[Opening Data shown section]

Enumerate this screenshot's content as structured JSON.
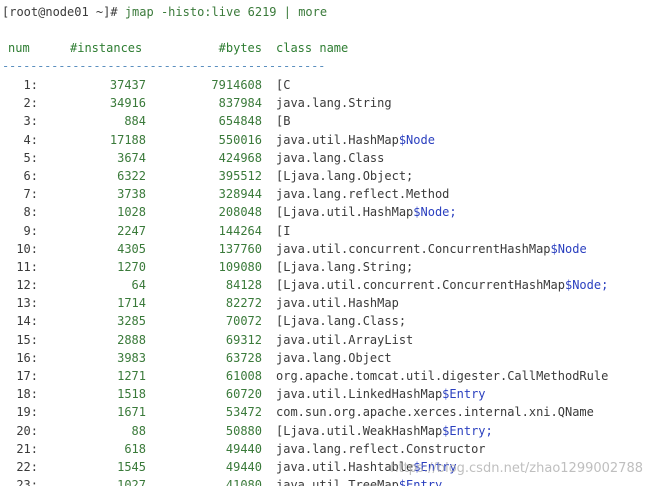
{
  "command_line": {
    "prompt": "[root@node01 ~]#",
    "command": " jmap -histo:live 6219 | more"
  },
  "header": {
    "num": "num",
    "instances": "#instances",
    "bytes": "#bytes",
    "class_name": "class name"
  },
  "separator": "----------------------------------------------",
  "rows": [
    {
      "num": "1:",
      "instances": "37437",
      "bytes": "7914608",
      "class_base": "[C",
      "class_suffix": ""
    },
    {
      "num": "2:",
      "instances": "34916",
      "bytes": "837984",
      "class_base": "java.lang.String",
      "class_suffix": ""
    },
    {
      "num": "3:",
      "instances": "884",
      "bytes": "654848",
      "class_base": "[B",
      "class_suffix": ""
    },
    {
      "num": "4:",
      "instances": "17188",
      "bytes": "550016",
      "class_base": "java.util.HashMap",
      "class_suffix": "$Node"
    },
    {
      "num": "5:",
      "instances": "3674",
      "bytes": "424968",
      "class_base": "java.lang.Class",
      "class_suffix": ""
    },
    {
      "num": "6:",
      "instances": "6322",
      "bytes": "395512",
      "class_base": "[Ljava.lang.Object;",
      "class_suffix": ""
    },
    {
      "num": "7:",
      "instances": "3738",
      "bytes": "328944",
      "class_base": "java.lang.reflect.Method",
      "class_suffix": ""
    },
    {
      "num": "8:",
      "instances": "1028",
      "bytes": "208048",
      "class_base": "[Ljava.util.HashMap",
      "class_suffix": "$Node;"
    },
    {
      "num": "9:",
      "instances": "2247",
      "bytes": "144264",
      "class_base": "[I",
      "class_suffix": ""
    },
    {
      "num": "10:",
      "instances": "4305",
      "bytes": "137760",
      "class_base": "java.util.concurrent.ConcurrentHashMap",
      "class_suffix": "$Node"
    },
    {
      "num": "11:",
      "instances": "1270",
      "bytes": "109080",
      "class_base": "[Ljava.lang.String;",
      "class_suffix": ""
    },
    {
      "num": "12:",
      "instances": "64",
      "bytes": "84128",
      "class_base": "[Ljava.util.concurrent.ConcurrentHashMap",
      "class_suffix": "$Node;"
    },
    {
      "num": "13:",
      "instances": "1714",
      "bytes": "82272",
      "class_base": "java.util.HashMap",
      "class_suffix": ""
    },
    {
      "num": "14:",
      "instances": "3285",
      "bytes": "70072",
      "class_base": "[Ljava.lang.Class;",
      "class_suffix": ""
    },
    {
      "num": "15:",
      "instances": "2888",
      "bytes": "69312",
      "class_base": "java.util.ArrayList",
      "class_suffix": ""
    },
    {
      "num": "16:",
      "instances": "3983",
      "bytes": "63728",
      "class_base": "java.lang.Object",
      "class_suffix": ""
    },
    {
      "num": "17:",
      "instances": "1271",
      "bytes": "61008",
      "class_base": "org.apache.tomcat.util.digester.CallMethodRule",
      "class_suffix": ""
    },
    {
      "num": "18:",
      "instances": "1518",
      "bytes": "60720",
      "class_base": "java.util.LinkedHashMap",
      "class_suffix": "$Entry"
    },
    {
      "num": "19:",
      "instances": "1671",
      "bytes": "53472",
      "class_base": "com.sun.org.apache.xerces.internal.xni.QName",
      "class_suffix": ""
    },
    {
      "num": "20:",
      "instances": "88",
      "bytes": "50880",
      "class_base": "[Ljava.util.WeakHashMap",
      "class_suffix": "$Entry;"
    },
    {
      "num": "21:",
      "instances": "618",
      "bytes": "49440",
      "class_base": "java.lang.reflect.Constructor",
      "class_suffix": ""
    },
    {
      "num": "22:",
      "instances": "1545",
      "bytes": "49440",
      "class_base": "java.util.Hashtable",
      "class_suffix": "$Entry"
    },
    {
      "num": "23:",
      "instances": "1027",
      "bytes": "41080",
      "class_base": "java.util.TreeMap",
      "class_suffix": "$Entry"
    }
  ],
  "watermark": "https://blog.csdn.net/zhao1299002788"
}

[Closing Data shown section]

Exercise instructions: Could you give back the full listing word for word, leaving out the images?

Response for this exercise:
Enumerate this screenshot's content as structured JSON.
{
  "command_line": {
    "prompt": "[root@node01 ~]#",
    "command": " jmap -histo:live 6219 | more"
  },
  "header": {
    "num": "num",
    "instances": "#instances",
    "bytes": "#bytes",
    "class_name": "class name"
  },
  "separator": "----------------------------------------------",
  "rows": [
    {
      "num": "1:",
      "instances": "37437",
      "bytes": "7914608",
      "class_base": "[C",
      "class_suffix": ""
    },
    {
      "num": "2:",
      "instances": "34916",
      "bytes": "837984",
      "class_base": "java.lang.String",
      "class_suffix": ""
    },
    {
      "num": "3:",
      "instances": "884",
      "bytes": "654848",
      "class_base": "[B",
      "class_suffix": ""
    },
    {
      "num": "4:",
      "instances": "17188",
      "bytes": "550016",
      "class_base": "java.util.HashMap",
      "class_suffix": "$Node"
    },
    {
      "num": "5:",
      "instances": "3674",
      "bytes": "424968",
      "class_base": "java.lang.Class",
      "class_suffix": ""
    },
    {
      "num": "6:",
      "instances": "6322",
      "bytes": "395512",
      "class_base": "[Ljava.lang.Object;",
      "class_suffix": ""
    },
    {
      "num": "7:",
      "instances": "3738",
      "bytes": "328944",
      "class_base": "java.lang.reflect.Method",
      "class_suffix": ""
    },
    {
      "num": "8:",
      "instances": "1028",
      "bytes": "208048",
      "class_base": "[Ljava.util.HashMap",
      "class_suffix": "$Node;"
    },
    {
      "num": "9:",
      "instances": "2247",
      "bytes": "144264",
      "class_base": "[I",
      "class_suffix": ""
    },
    {
      "num": "10:",
      "instances": "4305",
      "bytes": "137760",
      "class_base": "java.util.concurrent.ConcurrentHashMap",
      "class_suffix": "$Node"
    },
    {
      "num": "11:",
      "instances": "1270",
      "bytes": "109080",
      "class_base": "[Ljava.lang.String;",
      "class_suffix": ""
    },
    {
      "num": "12:",
      "instances": "64",
      "bytes": "84128",
      "class_base": "[Ljava.util.concurrent.ConcurrentHashMap",
      "class_suffix": "$Node;"
    },
    {
      "num": "13:",
      "instances": "1714",
      "bytes": "82272",
      "class_base": "java.util.HashMap",
      "class_suffix": ""
    },
    {
      "num": "14:",
      "instances": "3285",
      "bytes": "70072",
      "class_base": "[Ljava.lang.Class;",
      "class_suffix": ""
    },
    {
      "num": "15:",
      "instances": "2888",
      "bytes": "69312",
      "class_base": "java.util.ArrayList",
      "class_suffix": ""
    },
    {
      "num": "16:",
      "instances": "3983",
      "bytes": "63728",
      "class_base": "java.lang.Object",
      "class_suffix": ""
    },
    {
      "num": "17:",
      "instances": "1271",
      "bytes": "61008",
      "class_base": "org.apache.tomcat.util.digester.CallMethodRule",
      "class_suffix": ""
    },
    {
      "num": "18:",
      "instances": "1518",
      "bytes": "60720",
      "class_base": "java.util.LinkedHashMap",
      "class_suffix": "$Entry"
    },
    {
      "num": "19:",
      "instances": "1671",
      "bytes": "53472",
      "class_base": "com.sun.org.apache.xerces.internal.xni.QName",
      "class_suffix": ""
    },
    {
      "num": "20:",
      "instances": "88",
      "bytes": "50880",
      "class_base": "[Ljava.util.WeakHashMap",
      "class_suffix": "$Entry;"
    },
    {
      "num": "21:",
      "instances": "618",
      "bytes": "49440",
      "class_base": "java.lang.reflect.Constructor",
      "class_suffix": ""
    },
    {
      "num": "22:",
      "instances": "1545",
      "bytes": "49440",
      "class_base": "java.util.Hashtable",
      "class_suffix": "$Entry"
    },
    {
      "num": "23:",
      "instances": "1027",
      "bytes": "41080",
      "class_base": "java.util.TreeMap",
      "class_suffix": "$Entry"
    }
  ],
  "watermark": "https://blog.csdn.net/zhao1299002788"
}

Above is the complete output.